Judy Kolada, who died April 18 at the age of 75 after a lengthy battle with cancer, is being remembered by some of her current council colleagues as a fountain of knowledge about the city and a formidable opponent when her opinions and theirs differed.
Kolada, who would have turned 76 April 21, came to Thompson in 1963 after graduating from Bridgewater Business College in Nova Scotia and spent the last 25 years as a city councillor, working with four different mayors – Colleen Smook, Dennis Fenske, Tim Johnston and Bill Comaskey – over that quarter century.
She is only the fourth Thompson city councillor to die while in office, along with Brian Wilson, who died in 2010, Mayor Don MacLean, who died in 1991 and Dr. Blain Johnston, who died in 1974.
“She was always very passionate” about her work as a councillor, says Mayor Colleen Smook, who served on council with Kolada for one and-a-half terms, including Smook’s term as a councillor from 2014 to 2018, which was Kolada’s sixth term. “Judy was always a good sounding board.”
Smook has known Kolada for 40 years, first as a friend of her mother’s and then as a friend of her own, a friendship that was strained during the 2014-2018 term of council when the two sometimes ended up on opposite sides of municipal issues.

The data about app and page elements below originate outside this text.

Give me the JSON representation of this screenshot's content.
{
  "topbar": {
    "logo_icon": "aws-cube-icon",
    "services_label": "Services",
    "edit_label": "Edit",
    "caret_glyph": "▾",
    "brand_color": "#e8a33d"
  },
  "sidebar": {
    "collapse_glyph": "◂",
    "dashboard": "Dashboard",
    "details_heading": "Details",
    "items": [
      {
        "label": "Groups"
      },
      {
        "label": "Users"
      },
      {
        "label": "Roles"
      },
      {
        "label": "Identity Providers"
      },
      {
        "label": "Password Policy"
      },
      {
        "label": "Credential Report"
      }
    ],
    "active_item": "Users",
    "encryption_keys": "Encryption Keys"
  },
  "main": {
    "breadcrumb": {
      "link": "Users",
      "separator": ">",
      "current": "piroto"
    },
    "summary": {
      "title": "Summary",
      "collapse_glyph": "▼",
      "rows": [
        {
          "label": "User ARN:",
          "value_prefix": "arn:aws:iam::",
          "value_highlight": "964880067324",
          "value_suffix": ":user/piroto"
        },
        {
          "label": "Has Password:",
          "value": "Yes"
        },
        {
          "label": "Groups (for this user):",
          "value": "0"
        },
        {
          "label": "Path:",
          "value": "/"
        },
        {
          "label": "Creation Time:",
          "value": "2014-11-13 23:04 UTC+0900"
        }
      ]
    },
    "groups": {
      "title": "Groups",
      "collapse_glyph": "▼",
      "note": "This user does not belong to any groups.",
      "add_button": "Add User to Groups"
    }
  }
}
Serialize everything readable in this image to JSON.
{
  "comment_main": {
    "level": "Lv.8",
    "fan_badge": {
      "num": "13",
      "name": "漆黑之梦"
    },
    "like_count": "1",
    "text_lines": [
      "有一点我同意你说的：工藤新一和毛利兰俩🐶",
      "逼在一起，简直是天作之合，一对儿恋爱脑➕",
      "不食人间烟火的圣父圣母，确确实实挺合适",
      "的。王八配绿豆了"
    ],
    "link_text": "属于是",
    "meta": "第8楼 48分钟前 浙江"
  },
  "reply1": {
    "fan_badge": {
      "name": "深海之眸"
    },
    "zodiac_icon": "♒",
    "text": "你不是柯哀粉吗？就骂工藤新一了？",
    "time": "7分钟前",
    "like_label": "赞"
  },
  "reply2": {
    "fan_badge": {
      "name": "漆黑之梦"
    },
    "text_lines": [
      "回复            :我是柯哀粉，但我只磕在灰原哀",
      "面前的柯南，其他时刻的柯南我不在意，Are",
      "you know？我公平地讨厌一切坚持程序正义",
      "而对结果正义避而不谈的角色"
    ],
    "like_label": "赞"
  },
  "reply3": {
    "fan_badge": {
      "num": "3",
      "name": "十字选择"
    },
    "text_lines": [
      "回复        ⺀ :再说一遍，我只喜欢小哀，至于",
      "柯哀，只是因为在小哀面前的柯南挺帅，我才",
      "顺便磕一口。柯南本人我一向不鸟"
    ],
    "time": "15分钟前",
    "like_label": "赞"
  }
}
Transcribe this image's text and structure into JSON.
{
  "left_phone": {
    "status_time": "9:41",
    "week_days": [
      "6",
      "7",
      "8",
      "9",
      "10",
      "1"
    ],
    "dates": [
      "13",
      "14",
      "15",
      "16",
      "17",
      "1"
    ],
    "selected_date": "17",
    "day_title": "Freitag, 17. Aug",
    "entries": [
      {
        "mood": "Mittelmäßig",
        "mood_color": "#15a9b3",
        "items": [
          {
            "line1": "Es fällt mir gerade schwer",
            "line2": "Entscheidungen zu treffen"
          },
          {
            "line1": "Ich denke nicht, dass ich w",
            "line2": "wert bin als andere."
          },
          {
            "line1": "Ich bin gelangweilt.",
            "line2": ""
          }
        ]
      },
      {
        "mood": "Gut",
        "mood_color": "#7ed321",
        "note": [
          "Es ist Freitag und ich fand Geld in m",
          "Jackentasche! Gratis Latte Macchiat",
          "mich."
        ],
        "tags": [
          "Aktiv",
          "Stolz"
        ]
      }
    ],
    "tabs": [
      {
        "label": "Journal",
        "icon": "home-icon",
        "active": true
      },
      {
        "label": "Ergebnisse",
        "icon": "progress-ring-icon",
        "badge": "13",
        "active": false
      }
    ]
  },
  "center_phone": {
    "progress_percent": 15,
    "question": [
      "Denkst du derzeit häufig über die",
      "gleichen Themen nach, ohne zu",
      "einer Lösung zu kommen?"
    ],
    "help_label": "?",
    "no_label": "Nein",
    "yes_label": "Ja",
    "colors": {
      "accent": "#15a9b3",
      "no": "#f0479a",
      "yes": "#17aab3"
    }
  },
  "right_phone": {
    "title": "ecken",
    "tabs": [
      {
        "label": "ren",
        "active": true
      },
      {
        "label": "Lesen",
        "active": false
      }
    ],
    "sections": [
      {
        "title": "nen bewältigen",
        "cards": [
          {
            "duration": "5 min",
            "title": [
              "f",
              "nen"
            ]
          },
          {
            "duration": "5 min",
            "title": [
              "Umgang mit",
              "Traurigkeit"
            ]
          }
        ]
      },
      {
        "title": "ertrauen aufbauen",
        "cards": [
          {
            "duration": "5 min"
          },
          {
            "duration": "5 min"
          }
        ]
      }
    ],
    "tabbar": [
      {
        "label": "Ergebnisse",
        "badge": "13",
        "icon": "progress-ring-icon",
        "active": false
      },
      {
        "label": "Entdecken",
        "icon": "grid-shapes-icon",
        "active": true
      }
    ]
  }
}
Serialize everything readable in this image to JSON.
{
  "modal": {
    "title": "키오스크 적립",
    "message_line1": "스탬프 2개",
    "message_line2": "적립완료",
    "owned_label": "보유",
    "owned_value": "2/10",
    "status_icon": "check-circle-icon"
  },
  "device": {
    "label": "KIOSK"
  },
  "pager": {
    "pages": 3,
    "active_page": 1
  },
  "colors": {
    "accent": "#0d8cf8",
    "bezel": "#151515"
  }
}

“We got back on terms,” Smook says.
Kolada was an advocate for everyone in the city and did what elected officials are supposed to do – listened to the public’s concerns, which made getting re-elected so many times easier.
“She never had to do a lot of advertising or campaigning to get elected,” says Smook, and was still in the loop up until the beginning of last week despite being in the hospital. “She was definitely a force to be reckoned with.”
“Over the past couple years, Coun. Kolada has provided me with an ear to vent, good advice when needed, a friendly face where it was most needed and most appreciated of all, her friendship,” said current fellow councillor Jeff Fountain in a Facebook post. “Judy was always a classy lady, dressing the part for leadership. She had a wonderful sense of optimism and great patience and was equally comfortable talking shop with the boys as she was in classier settings. Her efforts in advocacy for the Thompson Public Library, health authority, mining and lobbying efforts with the province earned her well deserved respect.”
“Judy will be remembered for her hard work and commitment to the City of Thompson,” said Thompson MLA Danielle Adams on Facebook. “She will also be remembered for the countless hours she gave to various community organizations like Relay for Life and Operation Red Nose.”
Kolada was employed by the provincial government for 30 years, in departments such as northern affairs and the Department of Labour as an employment standards officer. After retiring her government job, she served for three years as the executive director of the Thompson YWCA.
“She’ll be missed by the City of Thompson,” said Smook, characterizing Kolada as a consummate public servant when it came to her role as a councillor. “It was always for the greater good of the people around her.”
Under the terms of Manitoba’s Municipal Act, a byelection to fill the vacancy left on Thompson city council by Kolada’s death must be held as soon as reasonably possible, though the act does not spell out precisely what constitutes a reasonable timeframe.